The Quicken Trust was founded as a registered charity by Geoff Booker in 1996. At that time tackling poverty and transforming lives in the rural Ugandan village of Kabubbu was not on the agenda.
Instead the aim of the Trust was to provide support to help the development of new charities based in the UK. The name was inspired by the old English word “quicken” meaning to give new life to others.
But, after Geoff and his wife Geraldine returned to Kabubbu in 2000, the focus changed. The Trust now concentrates entirely on working to help the villagers find a way out of poverty, destitution, disease and despair.
To reflect the change, the Trust re-registered with the Charity Commissioners in 2004. It also registered as a Trust Company Limited by Guarantee.
From the start, Quicken was underpinned by Geoff and Geraldine’s Christian faith. But preaching was never the main aim. As Geoff puts it: “We are inspired by the words of Francis of Assisi: ‘Wherever you go, preach the Gospel – and only if necessary, use words’. On every visit we share our experience of God in church. We also share our faith when asked by others who have experienced a miraculous provision or felt God’s love personally.”
In its first decade in Kabubbu, Quicken Trust has helped tackle the destitution, disease and despair endured by villagers who once described themselves as “the Forgotten People” Success stories include:
- More than 400 sponsored children currently attend school
- New Primary and Secondary schools – teaching over 1,000 children every year
- a Health Centre treating around 13,000 patient visits each year
- Building Projects for 160 families
- Building Projects supplying safe water through 9 boreholes
- Help for HIV Mothers among 780 AIDS patients each month
- Child Foster Care, and Elderly Care for 90
Kabubbu lies 20 miles north of Uganda’s capital, Kampala. Kabubbu parish spreads over a large area, making it tricky to estimate the population but about 4,200 live within two miles of Kabubbu village centre.
Geoff and Geraldine were inspired to get involved there after a chance visit in 1999. Neither had a background in Third World charity work although Geoff’s career in marketing, sales, publishing, corporate development and administration with companies such as WH Smith, CCLI and Kingsway provided a useful grounding.

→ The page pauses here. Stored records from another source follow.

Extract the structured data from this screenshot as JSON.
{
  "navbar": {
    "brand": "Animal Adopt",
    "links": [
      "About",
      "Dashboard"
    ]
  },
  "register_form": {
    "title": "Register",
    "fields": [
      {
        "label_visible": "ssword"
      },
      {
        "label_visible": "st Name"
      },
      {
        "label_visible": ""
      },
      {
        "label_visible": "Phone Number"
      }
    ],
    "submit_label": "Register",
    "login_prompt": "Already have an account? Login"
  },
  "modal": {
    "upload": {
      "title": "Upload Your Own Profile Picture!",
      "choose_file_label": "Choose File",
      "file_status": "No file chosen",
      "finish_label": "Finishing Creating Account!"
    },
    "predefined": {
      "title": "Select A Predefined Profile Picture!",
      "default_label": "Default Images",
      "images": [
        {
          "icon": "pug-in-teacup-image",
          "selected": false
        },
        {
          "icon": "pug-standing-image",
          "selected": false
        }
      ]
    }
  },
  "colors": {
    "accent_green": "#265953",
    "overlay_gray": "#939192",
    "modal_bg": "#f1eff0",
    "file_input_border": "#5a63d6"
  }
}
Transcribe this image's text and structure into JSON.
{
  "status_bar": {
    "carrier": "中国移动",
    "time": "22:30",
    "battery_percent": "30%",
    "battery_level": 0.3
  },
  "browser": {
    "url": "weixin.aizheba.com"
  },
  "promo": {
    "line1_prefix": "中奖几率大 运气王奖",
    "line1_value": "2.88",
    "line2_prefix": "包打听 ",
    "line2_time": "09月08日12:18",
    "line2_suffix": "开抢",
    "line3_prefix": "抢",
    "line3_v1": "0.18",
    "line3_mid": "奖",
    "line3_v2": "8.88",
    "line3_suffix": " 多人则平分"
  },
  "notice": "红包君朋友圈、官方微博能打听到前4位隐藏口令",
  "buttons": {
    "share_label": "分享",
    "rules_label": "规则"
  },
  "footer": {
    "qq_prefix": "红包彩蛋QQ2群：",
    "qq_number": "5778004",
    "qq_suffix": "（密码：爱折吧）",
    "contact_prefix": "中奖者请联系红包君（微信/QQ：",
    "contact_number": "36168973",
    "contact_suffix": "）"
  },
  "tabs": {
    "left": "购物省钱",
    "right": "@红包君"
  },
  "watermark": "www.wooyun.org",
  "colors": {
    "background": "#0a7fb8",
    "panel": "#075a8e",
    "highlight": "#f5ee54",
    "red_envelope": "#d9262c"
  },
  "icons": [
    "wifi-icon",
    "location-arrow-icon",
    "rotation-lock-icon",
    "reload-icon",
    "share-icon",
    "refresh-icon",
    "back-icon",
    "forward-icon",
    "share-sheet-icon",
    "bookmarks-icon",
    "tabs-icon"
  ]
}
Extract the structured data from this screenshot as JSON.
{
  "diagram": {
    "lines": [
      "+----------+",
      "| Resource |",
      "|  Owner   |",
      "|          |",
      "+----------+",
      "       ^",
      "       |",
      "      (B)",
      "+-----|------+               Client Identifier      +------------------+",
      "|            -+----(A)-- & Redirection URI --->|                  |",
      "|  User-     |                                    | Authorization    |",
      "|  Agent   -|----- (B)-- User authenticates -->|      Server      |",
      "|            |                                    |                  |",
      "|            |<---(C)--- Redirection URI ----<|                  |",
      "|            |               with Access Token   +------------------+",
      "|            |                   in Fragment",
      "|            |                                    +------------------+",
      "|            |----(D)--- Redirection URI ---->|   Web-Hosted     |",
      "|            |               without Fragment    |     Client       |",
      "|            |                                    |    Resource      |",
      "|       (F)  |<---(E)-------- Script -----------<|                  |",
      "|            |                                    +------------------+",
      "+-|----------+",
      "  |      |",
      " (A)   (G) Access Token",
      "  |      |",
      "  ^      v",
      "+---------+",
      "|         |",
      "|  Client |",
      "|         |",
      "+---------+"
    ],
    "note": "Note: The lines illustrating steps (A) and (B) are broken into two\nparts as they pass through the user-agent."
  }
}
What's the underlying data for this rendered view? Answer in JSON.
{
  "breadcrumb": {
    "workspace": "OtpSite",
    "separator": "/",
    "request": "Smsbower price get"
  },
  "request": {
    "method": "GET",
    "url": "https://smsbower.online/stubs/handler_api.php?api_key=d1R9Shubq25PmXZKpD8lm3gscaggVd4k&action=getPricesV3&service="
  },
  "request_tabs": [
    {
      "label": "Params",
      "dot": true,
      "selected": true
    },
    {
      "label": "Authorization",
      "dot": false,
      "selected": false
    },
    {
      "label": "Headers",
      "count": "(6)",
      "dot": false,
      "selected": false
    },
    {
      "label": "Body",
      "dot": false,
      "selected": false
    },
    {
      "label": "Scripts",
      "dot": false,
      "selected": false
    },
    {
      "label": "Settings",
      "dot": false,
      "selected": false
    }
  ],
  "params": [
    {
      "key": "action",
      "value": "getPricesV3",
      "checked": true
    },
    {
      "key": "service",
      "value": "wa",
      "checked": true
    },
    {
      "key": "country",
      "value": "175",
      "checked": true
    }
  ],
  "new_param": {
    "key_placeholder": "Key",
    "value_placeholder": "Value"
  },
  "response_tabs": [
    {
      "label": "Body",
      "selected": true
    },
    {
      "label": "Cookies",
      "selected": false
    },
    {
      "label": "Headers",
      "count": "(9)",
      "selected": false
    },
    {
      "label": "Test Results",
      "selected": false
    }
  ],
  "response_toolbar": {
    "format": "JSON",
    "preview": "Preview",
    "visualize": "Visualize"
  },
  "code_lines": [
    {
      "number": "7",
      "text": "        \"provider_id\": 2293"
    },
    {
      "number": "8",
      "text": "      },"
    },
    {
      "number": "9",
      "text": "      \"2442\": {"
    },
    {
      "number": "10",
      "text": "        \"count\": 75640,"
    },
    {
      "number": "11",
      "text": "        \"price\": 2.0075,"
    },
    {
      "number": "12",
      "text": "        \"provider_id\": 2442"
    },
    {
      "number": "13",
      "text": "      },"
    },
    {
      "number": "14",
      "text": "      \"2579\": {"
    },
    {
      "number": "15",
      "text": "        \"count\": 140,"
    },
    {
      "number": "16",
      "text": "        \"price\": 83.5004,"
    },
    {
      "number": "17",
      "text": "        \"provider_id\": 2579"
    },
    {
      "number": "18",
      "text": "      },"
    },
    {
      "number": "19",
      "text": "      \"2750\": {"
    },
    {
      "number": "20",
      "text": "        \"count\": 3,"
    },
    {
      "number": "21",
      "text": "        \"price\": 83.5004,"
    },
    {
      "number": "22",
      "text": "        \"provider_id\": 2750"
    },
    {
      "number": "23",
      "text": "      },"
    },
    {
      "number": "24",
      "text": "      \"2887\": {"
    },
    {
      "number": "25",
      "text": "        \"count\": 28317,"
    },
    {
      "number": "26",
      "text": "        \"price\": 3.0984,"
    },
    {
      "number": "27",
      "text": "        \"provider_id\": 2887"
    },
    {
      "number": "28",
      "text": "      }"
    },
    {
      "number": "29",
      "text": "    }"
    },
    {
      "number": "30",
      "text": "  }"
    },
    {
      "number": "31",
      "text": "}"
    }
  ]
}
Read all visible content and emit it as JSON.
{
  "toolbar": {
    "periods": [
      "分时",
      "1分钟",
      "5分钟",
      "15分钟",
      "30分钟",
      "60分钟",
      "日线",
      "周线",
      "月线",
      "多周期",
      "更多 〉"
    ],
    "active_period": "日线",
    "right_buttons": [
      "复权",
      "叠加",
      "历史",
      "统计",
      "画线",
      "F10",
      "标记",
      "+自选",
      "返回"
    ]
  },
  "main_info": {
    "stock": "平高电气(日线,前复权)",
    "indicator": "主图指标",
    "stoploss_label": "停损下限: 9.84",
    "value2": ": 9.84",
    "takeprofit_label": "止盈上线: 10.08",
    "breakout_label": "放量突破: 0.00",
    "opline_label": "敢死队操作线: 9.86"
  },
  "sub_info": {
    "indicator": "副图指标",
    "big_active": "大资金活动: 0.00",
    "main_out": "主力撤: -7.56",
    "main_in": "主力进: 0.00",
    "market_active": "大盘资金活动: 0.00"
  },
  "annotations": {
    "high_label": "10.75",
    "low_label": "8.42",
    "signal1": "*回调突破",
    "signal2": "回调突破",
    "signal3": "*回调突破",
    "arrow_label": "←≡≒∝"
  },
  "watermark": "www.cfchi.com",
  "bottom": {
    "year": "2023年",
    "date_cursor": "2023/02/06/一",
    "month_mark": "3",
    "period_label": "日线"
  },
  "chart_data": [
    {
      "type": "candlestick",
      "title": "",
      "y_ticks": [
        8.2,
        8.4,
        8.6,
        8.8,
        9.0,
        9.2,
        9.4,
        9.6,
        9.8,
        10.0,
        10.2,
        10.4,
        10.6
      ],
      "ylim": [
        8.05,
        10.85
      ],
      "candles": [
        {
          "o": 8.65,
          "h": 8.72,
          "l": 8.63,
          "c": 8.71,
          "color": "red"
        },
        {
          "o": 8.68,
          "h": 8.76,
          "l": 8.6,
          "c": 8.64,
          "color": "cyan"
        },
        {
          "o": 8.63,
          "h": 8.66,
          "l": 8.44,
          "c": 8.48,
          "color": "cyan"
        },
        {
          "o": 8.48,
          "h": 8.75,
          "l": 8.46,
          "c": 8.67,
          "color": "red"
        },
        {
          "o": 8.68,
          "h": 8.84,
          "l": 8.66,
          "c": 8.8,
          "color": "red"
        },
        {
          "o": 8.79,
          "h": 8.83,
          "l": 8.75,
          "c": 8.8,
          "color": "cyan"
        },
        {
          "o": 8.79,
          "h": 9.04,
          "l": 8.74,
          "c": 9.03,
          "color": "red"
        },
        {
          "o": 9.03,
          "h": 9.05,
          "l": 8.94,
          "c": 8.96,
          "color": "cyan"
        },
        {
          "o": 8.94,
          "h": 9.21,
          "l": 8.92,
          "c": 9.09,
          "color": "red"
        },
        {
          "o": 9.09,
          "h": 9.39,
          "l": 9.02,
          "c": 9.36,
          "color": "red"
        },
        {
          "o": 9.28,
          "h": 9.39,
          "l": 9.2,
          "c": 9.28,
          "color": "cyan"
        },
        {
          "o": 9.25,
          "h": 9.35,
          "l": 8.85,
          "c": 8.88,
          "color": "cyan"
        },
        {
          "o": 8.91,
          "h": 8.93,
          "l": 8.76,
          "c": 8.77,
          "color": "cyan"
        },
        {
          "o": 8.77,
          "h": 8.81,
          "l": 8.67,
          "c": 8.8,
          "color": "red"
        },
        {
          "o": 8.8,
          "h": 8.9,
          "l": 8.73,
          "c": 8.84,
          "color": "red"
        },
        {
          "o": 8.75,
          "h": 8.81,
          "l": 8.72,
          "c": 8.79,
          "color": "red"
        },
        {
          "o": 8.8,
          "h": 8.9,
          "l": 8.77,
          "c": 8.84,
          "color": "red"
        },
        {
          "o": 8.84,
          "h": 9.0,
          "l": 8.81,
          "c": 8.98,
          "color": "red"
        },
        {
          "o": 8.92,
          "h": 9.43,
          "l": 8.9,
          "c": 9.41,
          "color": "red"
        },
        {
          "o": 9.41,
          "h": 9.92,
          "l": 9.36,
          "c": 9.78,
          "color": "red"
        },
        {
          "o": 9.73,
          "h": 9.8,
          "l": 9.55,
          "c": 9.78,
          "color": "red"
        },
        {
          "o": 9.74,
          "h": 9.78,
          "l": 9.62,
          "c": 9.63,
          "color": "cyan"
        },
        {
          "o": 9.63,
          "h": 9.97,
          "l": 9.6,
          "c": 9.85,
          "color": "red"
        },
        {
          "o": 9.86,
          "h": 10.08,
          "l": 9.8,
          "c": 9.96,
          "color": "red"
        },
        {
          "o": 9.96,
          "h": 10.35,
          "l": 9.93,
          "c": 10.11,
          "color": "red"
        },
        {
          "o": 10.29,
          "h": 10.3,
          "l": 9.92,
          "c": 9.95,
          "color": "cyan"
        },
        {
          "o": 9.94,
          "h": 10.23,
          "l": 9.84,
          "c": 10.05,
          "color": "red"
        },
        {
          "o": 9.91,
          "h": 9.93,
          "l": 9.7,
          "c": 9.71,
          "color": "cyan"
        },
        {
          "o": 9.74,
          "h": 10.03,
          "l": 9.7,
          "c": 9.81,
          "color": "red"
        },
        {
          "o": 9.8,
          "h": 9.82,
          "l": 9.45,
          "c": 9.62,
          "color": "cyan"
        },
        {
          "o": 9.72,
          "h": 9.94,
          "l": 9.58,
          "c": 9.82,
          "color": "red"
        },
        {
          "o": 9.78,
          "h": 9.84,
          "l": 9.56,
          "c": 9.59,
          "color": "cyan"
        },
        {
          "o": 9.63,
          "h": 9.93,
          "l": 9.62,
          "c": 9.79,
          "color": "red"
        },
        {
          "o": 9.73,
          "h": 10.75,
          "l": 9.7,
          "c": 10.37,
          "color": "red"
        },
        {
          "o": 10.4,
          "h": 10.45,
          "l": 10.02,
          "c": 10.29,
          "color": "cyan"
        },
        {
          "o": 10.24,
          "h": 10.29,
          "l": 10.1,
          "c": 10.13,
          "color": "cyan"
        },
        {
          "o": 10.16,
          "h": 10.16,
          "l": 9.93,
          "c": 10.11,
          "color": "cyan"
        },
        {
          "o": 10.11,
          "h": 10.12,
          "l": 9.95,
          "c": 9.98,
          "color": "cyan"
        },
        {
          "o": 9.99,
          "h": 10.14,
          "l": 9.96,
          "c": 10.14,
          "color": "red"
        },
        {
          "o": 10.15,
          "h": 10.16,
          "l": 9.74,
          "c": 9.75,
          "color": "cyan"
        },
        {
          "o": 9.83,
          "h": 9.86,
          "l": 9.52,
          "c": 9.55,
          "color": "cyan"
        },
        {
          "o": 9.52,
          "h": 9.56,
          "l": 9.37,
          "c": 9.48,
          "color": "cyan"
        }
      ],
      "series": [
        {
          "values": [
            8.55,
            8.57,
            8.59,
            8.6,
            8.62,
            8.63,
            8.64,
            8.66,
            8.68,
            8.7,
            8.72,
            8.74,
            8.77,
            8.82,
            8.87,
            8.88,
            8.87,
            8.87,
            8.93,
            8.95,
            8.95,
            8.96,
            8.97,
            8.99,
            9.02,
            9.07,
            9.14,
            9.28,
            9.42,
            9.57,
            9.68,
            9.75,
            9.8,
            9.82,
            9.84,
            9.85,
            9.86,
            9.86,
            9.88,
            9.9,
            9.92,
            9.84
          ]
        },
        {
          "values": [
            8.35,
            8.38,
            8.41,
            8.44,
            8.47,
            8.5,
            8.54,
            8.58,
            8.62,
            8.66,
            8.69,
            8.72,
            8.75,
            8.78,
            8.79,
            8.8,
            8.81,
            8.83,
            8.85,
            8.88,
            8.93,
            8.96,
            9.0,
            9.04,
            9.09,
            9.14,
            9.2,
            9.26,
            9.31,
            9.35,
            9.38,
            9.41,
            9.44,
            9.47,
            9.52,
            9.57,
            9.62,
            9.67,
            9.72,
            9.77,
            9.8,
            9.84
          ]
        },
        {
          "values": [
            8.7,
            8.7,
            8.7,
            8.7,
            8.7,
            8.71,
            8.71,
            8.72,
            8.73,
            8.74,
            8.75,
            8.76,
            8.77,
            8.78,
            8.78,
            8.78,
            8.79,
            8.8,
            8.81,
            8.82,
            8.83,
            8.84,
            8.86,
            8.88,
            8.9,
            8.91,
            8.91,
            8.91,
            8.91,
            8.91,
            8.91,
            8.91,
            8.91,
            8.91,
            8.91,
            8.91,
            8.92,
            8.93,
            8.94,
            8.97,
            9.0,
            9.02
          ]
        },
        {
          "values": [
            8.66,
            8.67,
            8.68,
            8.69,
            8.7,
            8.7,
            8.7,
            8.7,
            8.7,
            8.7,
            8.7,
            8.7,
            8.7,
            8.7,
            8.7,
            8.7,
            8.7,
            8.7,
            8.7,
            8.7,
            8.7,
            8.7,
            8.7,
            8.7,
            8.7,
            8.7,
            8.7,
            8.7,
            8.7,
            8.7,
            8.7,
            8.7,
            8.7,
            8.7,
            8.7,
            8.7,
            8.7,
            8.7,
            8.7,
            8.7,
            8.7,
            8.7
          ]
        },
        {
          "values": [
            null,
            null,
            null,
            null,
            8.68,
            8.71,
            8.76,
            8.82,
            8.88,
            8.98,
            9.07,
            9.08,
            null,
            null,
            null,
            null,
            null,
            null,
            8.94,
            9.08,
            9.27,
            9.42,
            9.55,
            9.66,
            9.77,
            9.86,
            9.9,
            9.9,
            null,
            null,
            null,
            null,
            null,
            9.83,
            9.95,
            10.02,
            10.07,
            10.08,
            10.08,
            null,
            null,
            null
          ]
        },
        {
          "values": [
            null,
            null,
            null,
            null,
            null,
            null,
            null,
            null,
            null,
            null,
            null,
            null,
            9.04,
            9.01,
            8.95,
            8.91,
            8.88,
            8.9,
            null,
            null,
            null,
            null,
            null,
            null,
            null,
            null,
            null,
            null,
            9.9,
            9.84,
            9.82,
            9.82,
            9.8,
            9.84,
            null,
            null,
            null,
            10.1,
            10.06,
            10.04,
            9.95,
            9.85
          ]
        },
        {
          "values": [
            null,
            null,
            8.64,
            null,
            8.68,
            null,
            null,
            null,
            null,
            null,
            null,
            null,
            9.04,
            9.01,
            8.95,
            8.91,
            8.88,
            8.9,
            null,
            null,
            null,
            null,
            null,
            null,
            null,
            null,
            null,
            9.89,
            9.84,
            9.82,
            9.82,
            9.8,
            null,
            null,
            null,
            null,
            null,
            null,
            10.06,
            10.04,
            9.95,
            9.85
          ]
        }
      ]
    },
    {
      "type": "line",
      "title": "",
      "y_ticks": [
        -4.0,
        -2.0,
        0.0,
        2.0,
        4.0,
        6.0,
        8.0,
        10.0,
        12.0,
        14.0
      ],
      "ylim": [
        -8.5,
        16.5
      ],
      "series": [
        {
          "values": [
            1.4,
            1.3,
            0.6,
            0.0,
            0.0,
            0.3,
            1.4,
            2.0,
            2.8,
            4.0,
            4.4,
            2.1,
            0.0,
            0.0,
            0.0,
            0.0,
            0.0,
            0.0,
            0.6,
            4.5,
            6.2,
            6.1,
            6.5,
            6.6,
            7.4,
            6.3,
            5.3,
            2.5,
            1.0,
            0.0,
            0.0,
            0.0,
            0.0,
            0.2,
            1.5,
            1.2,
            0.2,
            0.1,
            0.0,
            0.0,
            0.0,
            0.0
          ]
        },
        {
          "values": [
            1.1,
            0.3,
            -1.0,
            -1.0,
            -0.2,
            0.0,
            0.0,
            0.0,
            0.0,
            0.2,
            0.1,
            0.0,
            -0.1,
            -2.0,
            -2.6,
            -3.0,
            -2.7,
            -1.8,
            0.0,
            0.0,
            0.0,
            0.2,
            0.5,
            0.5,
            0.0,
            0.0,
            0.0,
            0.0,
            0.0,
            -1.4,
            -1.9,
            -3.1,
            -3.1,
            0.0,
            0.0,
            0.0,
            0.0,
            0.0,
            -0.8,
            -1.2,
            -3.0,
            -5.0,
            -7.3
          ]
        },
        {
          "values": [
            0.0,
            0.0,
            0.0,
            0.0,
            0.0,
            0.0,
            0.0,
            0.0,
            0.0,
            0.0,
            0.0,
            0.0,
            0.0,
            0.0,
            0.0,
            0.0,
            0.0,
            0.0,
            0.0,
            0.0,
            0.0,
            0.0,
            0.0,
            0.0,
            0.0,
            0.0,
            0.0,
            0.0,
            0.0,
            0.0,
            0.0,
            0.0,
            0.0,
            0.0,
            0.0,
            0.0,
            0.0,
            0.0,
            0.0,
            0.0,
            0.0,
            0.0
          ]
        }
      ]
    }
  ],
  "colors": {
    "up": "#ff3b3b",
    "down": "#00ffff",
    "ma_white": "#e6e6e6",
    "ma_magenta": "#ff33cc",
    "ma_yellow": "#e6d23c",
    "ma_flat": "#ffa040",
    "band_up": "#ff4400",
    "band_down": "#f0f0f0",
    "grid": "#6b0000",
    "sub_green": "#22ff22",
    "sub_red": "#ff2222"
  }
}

Geraldine’s CV included working with disadvantaged young people and counselling where her expertise led her to produce training materials. These were accredited by the Association of Christian Counsellors and recognised by the University of Wales.
But an encounter, during a visit to Uganda, prompted them to action. For, beneath the veneer of lush vegetation and rural peace, they found a community racked by AIDS and malaria, without work and without much hope. They left promising only to return to the UK and tell the story of what they had seen. And with some Divine intervention, things began to develop.